In the East, water is more observable as streams and springs push away decaying leaves and soil. Vegetation can still block your sight from finding these water sources. Again, like the Northwest area, check the bottoms of depressions in ridges. Due to humidity and more frequent rains, water will be more abundant here.
Back in the desert you may need to continue uphill in your quest for water. Where the stream bed becomes tangled with vegetation is a possible source of water. If the vegetation is composed of reeds or vines like squash and are green, water is just below the surface. Plants like Jojoba, Mesquite and Palo Verde means the water table is many feet below the surface and you probably won’t reach it. If the reeds or vines are dried and dead, the water is seasonal and gone until the next rainfall. Cacti are succulents and store water from monsoon rains, so are not an indicator of water.
As the stream bed narrows the terrain will become steeper. If the terrain becomes steeper and rockier on either side of the stream bed while the slope of the stream bed is more gentle and bed rock or calichi becomes prominent within the stream bed, your chances of finding water are vastly improving. If the stream bed remains sandy or rocky and becomes sharply steep it is time to search for another stream bed. Your stream bed may exhibit holes within the calichi. This is a sign that running water has removed rocks from the calichi. You may find surface water within these holes. Your chances of finding running water in this stream by following it a little further up is very good.

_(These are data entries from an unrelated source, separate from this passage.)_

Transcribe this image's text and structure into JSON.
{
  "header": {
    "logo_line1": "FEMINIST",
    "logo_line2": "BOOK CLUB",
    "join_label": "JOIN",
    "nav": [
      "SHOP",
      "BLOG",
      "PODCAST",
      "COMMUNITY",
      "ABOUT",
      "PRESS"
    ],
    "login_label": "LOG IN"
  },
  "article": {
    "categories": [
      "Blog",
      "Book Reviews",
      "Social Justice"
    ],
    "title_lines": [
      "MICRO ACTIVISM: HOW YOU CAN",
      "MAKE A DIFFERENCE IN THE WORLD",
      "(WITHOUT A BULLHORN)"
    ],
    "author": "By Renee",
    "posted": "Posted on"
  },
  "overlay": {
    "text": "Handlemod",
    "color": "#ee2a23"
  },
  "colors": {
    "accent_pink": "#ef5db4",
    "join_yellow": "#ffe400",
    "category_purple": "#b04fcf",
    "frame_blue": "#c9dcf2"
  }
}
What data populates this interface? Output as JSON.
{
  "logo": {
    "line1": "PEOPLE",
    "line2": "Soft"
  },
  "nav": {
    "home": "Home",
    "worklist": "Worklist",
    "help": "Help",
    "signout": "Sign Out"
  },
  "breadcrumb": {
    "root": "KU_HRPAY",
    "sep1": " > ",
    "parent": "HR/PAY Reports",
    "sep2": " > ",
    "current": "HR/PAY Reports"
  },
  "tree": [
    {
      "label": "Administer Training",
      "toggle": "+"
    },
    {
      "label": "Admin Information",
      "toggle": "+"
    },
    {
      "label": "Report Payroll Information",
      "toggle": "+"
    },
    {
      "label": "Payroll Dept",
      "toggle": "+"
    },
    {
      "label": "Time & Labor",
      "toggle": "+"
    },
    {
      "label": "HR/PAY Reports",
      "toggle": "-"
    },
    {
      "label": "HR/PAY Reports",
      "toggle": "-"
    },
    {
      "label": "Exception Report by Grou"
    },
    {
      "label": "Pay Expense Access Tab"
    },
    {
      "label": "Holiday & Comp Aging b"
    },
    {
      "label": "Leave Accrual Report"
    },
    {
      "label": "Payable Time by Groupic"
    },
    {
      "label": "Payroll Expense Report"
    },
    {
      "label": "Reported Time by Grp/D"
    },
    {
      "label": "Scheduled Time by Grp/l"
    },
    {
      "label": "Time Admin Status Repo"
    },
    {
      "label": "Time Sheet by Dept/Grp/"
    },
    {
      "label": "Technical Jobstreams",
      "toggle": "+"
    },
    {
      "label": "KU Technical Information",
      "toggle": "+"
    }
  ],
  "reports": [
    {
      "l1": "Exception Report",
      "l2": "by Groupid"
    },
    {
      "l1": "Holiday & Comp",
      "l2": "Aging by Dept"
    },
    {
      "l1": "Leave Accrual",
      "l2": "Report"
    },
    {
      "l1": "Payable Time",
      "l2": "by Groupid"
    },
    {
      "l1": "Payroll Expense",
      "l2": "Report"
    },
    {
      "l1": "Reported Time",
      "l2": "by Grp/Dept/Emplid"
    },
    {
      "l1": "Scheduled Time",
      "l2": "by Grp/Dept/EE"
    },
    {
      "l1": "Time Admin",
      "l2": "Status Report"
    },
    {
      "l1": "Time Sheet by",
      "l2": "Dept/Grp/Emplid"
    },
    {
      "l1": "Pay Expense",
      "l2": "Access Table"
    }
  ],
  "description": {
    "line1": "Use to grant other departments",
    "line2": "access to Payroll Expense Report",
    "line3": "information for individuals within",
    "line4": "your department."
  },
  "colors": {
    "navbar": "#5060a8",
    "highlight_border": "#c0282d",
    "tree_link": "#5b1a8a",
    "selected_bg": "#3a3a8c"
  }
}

As you follow the stream bed you will notice that it is narrowing even further and perhaps making some sharp bends. Before making one of these bends or perhaps at a point where another small creek bed converges with your creek bed, you will notice a small trickle of water soaking into the ground. Like as not, this sighting will be preceded by purple butterflies and midges. Following this trickle up the creek bed will yield a spring and perhaps a running brook. You have just found enough water to keep you alive. You will need to set up a camp sight close by, but definitely not in the stream bed whether the bed is dry or not.
Finding water is not quite this easy, unfortunately. In the desert there are hundreds of dry miles and very few sources of running water. Rivers that I had been used to seeing in the past like the Gila, Cave Creek and Salt rivers have stopped running altogether. Water is very precious and becoming more so. You should always bring some along with you when traveling in arid regions. This will give you a small cushion of time to find a water source.
In the Northwest, finding water will be easier than finding water in the desert. When you find water from a river or stream, follow the source to
headwaters or spring. The water is more pure at the spring and you may find a remote water source for survival purposes. Keep an eye out for signs of game, other wildlife and fish including crayfish and freshwater clams and muscles. Most of the west is arid and food plants and animals are more easily located around water sources.
Your task for this week is to go to a place which you are not used to frequenting. You must look for signs of water, taking note of what you find, then you must successfully find water. Next week we will begin learning to make water drinkable with what we are carrying in our survival kits. Don’t be afraid to comment for more directions or questions if you need to.